The basis on which he comes to this conclusion is not clear. What was propelling him to interpret these non-specific clauses in such a way? Having rejected claims of discrimination, he then sneaks them back in:

"I do not think the 1972 Act [...] should be interpreted as permitting the religious views of one group of councillors, however sincere or large in number, to exclude, or even to a modest extent, to impose burdens on or even to mark out those who do not share their views and do not wish to participate in their expression of them. They are all equally elected councillors".

I have some sympathy with the argument that those who do not believe should be not be forced to take part in a ritual that excludes them. However, court cases of this kind simply distort these discussions. These kind of issues can only be resolved sensibly, graciously, and productively amongst the people involved. In the case of Bideford Council, the councillor who raised the original objection has now left, but the campaign has rolled on.

Our current discourse, which frames the debate as about competing 'rights', us and them, religious people vs. secular people, creates an impoverished and divided public space. We have forgotten how to handle our differences like grown-ups. Healthy, generous secularism, what Rowan Williams calls "procedural secularism", means holding open a space where all people and all voices are allowed space to flourish. It does not mean a programmatic and illiberal banishing of some points of view which are seen by others to be invalid- whether those are religious, ideological or other.

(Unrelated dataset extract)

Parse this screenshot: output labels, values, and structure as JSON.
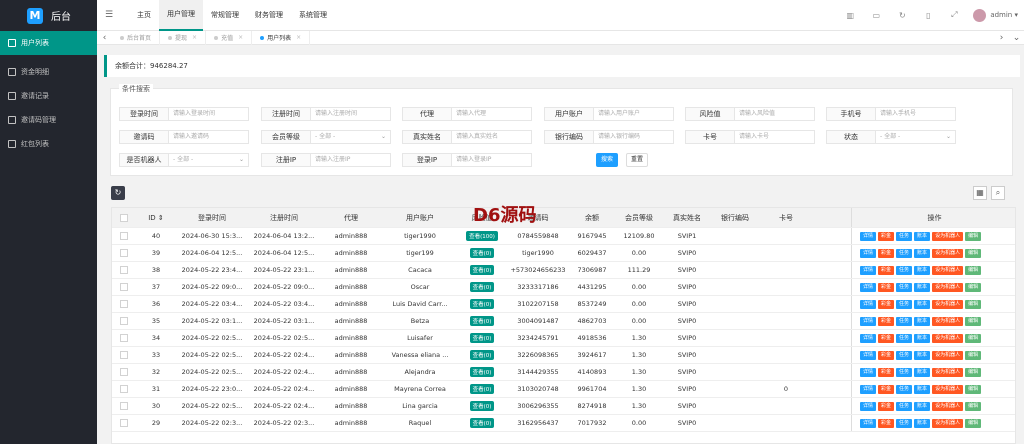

If the majority of council members wanted to say prayers, those that didn't should be able to join after they'd finished. This in the end was part of the judges ruling- that prayers could be said as long as councillors were not formally summoned to attend. Was this not something that could have been worked out without the money and resources spent on a protracted case? There was no need for an unhelpful legal precedent to be set.

The NSS's misguided campaign to rid our public life of any hint that religious people might be a part of it simply continues the impression that religious people and non-religious people are not able to function together, respecting each other's differences, without all out war.